But, getting buy-in from both communities and your news consuming audience is another matter. Is there a legacy of distrust in a specific community? Do community members feel like their voices are heard and represented by your outlet? And, have you tried outreach efforts in the past? What worked? What didn’t?
Encouraging civic participation doesn’t just stop at helping people be informed, but also equipping them with ways to learn more, engage and even take action.
Guides & Best Practices
Reynolds Journalism Institute
“Creating Community-Driven Journalism that Encourages Civic Engagement”
This eight-step guide from Reynolds Journalism Institute based on the work of Canadian news outlet The Green Line suggests an entire action journey to help draw people into a topic and equip them to take action. From their experience, they’ve found that creating initial content with a lighter tone, and even working with comedians, can draw more engagement. From there, they map out additional forms of content and delivery that can help the public work to do collective sense-making, learn about solutions and become part of solving the issues no one person can tackle alone.
Journalism That Matters
“The Art of Engagement: The Role of Journalism in a Civic Infrastructure”

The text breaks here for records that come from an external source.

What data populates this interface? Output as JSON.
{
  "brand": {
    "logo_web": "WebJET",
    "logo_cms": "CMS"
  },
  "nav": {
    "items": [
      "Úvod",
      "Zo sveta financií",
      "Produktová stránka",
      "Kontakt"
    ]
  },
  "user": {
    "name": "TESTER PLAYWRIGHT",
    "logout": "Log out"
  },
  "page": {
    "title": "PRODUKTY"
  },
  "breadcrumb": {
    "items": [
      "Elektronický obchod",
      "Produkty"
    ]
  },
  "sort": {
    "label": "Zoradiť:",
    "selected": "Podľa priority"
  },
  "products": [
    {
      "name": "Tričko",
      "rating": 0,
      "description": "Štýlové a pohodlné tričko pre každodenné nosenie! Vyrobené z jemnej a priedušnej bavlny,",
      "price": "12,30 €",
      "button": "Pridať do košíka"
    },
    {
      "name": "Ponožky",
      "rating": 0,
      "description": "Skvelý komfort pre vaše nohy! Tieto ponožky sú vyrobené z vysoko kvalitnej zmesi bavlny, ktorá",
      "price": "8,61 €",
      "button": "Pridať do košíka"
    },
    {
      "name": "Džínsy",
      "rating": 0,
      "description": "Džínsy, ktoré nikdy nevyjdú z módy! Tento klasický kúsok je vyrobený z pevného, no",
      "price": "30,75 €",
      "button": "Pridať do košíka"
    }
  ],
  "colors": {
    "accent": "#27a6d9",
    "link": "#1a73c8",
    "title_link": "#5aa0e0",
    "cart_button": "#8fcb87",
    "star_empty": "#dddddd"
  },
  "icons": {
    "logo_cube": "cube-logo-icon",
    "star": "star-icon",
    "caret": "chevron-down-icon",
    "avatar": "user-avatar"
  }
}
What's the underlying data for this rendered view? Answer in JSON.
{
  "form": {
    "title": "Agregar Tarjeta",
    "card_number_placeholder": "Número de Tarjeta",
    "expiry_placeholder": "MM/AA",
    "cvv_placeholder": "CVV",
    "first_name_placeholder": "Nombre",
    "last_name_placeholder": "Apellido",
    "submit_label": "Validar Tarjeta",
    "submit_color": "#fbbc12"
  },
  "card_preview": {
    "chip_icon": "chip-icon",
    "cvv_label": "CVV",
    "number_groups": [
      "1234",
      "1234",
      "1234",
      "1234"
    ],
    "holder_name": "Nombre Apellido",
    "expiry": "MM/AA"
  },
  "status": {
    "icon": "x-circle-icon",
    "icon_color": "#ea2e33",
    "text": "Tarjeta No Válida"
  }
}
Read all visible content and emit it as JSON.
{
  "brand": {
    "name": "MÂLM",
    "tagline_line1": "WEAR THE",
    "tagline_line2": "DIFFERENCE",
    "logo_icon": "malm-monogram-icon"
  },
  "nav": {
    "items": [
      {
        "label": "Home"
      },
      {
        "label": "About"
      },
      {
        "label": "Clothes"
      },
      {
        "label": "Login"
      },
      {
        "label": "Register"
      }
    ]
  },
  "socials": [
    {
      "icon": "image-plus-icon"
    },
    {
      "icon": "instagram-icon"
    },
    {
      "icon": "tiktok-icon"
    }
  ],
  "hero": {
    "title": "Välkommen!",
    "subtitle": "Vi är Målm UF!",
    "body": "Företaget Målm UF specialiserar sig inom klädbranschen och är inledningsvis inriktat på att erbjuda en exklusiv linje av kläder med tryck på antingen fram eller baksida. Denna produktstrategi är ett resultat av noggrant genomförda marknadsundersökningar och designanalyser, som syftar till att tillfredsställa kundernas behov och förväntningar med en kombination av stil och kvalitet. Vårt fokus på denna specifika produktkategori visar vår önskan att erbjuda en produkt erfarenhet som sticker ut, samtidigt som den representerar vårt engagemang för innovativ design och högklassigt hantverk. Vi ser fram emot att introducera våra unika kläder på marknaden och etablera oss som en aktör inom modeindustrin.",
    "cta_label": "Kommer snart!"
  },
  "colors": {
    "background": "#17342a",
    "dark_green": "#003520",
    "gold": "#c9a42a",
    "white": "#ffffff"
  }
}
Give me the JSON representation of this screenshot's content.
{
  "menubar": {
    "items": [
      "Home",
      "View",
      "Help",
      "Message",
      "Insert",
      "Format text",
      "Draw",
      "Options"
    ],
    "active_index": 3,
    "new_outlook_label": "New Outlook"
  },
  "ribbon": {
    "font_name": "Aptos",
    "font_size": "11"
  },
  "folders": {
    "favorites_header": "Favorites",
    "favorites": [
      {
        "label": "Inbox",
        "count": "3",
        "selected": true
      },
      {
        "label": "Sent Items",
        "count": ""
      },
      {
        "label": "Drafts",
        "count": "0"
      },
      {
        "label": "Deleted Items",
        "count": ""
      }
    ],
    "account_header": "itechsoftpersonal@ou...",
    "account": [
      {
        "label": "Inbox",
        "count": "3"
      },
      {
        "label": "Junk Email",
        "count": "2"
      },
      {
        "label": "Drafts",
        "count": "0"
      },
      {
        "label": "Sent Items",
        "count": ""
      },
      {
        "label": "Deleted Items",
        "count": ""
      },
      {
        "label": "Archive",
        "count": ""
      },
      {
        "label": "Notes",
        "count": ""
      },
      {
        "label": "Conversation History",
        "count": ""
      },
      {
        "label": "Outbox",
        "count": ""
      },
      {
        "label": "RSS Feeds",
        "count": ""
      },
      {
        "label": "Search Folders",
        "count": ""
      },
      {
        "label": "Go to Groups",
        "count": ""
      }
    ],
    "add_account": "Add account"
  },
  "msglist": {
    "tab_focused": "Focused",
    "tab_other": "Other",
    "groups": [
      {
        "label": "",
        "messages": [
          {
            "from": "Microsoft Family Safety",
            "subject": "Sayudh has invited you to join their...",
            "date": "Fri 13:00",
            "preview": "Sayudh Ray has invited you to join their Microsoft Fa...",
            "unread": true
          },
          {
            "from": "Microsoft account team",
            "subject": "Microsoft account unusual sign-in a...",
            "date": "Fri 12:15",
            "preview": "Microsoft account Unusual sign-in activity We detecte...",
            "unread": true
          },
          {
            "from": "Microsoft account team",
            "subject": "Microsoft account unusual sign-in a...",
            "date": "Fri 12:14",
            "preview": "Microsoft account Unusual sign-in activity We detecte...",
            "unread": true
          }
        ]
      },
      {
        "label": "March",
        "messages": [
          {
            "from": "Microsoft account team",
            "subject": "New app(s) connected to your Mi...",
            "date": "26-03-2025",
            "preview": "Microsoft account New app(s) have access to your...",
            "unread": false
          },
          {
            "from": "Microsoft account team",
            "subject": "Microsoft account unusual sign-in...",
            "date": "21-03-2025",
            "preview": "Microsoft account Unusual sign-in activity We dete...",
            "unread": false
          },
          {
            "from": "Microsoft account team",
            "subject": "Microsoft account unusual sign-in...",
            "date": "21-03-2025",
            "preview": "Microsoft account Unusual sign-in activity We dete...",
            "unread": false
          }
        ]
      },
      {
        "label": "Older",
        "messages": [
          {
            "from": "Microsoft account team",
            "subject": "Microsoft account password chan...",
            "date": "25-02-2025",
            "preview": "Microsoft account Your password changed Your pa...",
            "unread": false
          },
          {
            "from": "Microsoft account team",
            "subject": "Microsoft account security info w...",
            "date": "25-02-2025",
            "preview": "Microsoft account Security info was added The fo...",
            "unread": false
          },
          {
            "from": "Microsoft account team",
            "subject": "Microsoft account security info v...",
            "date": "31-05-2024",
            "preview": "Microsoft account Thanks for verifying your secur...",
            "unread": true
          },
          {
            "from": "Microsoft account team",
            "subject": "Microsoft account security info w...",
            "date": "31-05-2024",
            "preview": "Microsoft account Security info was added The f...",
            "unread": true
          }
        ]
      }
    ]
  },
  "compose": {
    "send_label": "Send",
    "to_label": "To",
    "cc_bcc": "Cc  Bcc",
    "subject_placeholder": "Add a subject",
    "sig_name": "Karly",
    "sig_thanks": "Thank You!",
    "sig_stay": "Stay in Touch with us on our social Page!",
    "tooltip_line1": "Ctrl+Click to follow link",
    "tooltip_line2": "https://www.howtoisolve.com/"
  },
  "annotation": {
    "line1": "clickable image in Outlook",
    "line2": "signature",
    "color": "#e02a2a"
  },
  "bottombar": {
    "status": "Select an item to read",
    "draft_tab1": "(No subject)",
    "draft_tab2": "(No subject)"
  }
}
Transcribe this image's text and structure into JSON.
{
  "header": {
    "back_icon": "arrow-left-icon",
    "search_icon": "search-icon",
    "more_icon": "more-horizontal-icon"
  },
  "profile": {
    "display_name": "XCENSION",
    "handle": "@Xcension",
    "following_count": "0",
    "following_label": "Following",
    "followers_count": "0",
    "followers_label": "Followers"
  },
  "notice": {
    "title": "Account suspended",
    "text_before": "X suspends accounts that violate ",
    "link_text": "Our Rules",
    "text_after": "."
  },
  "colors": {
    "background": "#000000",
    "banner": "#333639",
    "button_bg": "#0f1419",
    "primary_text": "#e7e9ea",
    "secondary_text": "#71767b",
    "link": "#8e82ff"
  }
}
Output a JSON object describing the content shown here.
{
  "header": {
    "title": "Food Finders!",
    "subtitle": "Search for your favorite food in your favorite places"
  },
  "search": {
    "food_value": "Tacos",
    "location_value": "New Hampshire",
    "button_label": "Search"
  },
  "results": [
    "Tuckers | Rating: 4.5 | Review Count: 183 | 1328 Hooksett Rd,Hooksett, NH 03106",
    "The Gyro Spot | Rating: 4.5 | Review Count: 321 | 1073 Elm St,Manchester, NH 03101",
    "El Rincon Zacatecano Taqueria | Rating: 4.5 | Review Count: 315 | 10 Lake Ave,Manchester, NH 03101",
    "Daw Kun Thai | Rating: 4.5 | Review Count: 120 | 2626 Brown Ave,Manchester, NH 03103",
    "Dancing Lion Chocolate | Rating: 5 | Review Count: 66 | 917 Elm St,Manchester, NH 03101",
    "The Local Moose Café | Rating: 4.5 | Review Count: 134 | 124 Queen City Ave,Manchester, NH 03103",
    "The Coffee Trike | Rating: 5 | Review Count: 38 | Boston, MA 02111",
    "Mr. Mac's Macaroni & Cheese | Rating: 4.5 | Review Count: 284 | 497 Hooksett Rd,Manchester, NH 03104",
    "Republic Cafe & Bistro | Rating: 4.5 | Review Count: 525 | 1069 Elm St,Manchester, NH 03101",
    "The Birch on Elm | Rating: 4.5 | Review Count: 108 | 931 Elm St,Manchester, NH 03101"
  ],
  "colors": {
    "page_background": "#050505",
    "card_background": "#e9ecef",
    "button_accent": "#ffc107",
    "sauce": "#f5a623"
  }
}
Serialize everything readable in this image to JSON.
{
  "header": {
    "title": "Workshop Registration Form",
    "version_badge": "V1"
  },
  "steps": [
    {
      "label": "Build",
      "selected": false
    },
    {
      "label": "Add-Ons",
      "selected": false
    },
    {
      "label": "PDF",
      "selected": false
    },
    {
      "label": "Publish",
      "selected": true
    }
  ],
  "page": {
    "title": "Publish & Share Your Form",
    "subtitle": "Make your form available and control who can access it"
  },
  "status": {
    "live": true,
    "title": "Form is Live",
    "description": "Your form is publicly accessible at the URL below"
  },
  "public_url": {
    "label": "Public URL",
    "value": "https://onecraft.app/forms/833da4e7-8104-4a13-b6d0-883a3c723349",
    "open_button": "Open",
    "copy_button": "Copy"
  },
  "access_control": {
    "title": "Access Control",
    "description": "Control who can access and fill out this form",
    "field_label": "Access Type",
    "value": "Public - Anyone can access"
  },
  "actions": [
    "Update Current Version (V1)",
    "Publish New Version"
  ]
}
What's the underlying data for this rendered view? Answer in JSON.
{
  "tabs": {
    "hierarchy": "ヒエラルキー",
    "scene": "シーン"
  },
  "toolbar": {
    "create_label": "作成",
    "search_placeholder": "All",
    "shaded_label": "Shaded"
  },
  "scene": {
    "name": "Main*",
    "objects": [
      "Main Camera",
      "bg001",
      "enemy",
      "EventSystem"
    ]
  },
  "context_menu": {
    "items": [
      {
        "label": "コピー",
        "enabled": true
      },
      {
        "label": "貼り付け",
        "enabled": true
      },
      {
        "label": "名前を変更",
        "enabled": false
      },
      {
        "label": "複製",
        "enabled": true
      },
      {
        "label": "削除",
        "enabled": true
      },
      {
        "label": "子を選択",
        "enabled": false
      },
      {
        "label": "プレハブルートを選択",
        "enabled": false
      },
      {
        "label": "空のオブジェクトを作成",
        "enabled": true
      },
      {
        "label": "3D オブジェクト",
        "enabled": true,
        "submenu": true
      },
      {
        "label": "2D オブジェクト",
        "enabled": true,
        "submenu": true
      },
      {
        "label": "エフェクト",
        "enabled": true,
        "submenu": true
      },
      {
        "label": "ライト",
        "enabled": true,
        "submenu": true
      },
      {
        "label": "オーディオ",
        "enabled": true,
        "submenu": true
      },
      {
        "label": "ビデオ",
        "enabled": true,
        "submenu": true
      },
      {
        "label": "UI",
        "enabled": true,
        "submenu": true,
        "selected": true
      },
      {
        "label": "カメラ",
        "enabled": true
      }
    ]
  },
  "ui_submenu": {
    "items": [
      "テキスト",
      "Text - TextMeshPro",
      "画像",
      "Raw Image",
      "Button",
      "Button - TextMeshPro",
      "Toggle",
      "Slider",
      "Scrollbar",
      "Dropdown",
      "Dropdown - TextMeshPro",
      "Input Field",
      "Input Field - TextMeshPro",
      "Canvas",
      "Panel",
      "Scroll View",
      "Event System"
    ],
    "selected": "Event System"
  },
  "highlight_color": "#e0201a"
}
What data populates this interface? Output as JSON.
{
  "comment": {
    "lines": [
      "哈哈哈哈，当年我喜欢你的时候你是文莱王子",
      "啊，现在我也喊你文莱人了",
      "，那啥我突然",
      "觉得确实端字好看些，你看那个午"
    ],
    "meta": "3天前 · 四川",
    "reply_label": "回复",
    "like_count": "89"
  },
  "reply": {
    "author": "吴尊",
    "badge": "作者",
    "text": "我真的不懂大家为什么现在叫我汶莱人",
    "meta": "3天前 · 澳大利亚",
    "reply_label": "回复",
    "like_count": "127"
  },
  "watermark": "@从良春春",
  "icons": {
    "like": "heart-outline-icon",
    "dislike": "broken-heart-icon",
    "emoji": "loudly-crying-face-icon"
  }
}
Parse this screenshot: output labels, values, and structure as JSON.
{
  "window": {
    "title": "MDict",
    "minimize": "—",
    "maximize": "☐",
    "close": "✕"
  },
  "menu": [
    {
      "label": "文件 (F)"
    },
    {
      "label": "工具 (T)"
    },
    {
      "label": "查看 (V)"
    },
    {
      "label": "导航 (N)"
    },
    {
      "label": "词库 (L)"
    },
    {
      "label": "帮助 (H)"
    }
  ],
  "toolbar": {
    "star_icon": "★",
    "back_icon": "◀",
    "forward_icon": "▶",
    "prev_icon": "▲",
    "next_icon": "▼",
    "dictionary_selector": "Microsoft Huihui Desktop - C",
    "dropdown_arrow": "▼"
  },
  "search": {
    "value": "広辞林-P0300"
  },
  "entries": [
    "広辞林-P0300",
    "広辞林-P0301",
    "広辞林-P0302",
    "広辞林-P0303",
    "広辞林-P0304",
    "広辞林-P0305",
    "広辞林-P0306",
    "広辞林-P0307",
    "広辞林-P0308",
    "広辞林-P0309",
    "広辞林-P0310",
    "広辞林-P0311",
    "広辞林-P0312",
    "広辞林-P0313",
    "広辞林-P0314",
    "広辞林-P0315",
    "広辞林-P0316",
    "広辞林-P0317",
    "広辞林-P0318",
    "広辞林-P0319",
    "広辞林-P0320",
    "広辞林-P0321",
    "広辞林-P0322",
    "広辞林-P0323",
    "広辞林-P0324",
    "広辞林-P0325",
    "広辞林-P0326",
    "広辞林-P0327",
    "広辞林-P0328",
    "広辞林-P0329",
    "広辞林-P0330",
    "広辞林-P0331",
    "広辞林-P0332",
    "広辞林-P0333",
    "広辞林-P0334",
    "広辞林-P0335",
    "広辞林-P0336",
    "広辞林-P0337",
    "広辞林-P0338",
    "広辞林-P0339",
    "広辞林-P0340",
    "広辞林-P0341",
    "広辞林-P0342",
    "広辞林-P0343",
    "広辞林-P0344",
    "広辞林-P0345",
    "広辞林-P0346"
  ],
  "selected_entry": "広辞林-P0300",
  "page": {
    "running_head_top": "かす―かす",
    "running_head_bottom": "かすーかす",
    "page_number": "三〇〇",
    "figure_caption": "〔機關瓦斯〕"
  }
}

This guide, borne out of the National Coalition for Dialogue and Deliberation Conference, stresses the importance of journalists convening with their audience. For example, instead of a newsroom, journalism could be conducted in a university or a library. Moreover, reporters and newsrooms can consider partnering with civic catalysts in the community. The guide also mentions increasing the diversity of sources in stories as well as the experimenting with different types of storytelling. An interactive game can explain your local government’s fiscal budget, as an example.
“Trusted messengers: How community engagement journalism is uniquely positioned to slow the spread of mis/disinformation”
This comprehensive PEN America tip sheet first notes that community engagement helps combat social media disinformation, as well as the decline of local journalism overall. Newsrooms hoping for community engagement need to define what that means internally, come up with success metrics and differentiate between community engagement and audience engagement. Moreover, when responding to the community, they recommend creating a feedback loop and responding with a personal touch. As far as what not to do, don’t parachute into a community or ignore harmful historical context between the media and the community.
American Press Institute
“How to Engage Your Audiences in 5 Key Steps”
This five-step, American Press Institute guide notes that community engagement is more than just delivering a product and it’s not one-size-fits-all, either. First, decide what audience you want to reach and what you hope to learn from said audience. Then, connect with the community either online (a hashtag, a Facebook group, and so on) or offline. On the latter, one newspaper even printed out story teasers as flyers at a local football game. Also, consider making it easier for the community to contribute content by being transparent about what you’re looking for.
Resolve Philly is a journalism organization that seeks to improve the misrepresentation of communities in media coverage and has a resource library that’s a good starting point for generic civic participation needs that goes well beyond Philadelphia proper. From mini-content audits to project evaluations, your newsroom can get as granular as possible in this area.
Hearken is a social impact consultancy that provides newsrooms with strategies and technology to better incorporate the public into the reporting process. They offer workshops, technologies and best practices (including the Democracy Toolkit site).
“When emotion trumps information: The importance of storytelling in promoting civic participation” by Martin Kaplan
The Lenfest Institute
“A new Gallup/Knight Foundation study shows the connection between local news and civic engagement. Here’s how we’re working to address its key findings” by Elise Goldstein
Pew Research Center
“Civic Engagement Strongly Tied to Local News Habits” by Michael Barthel, Jesse Holcomb, Jessica Mahone and Amy Mitchell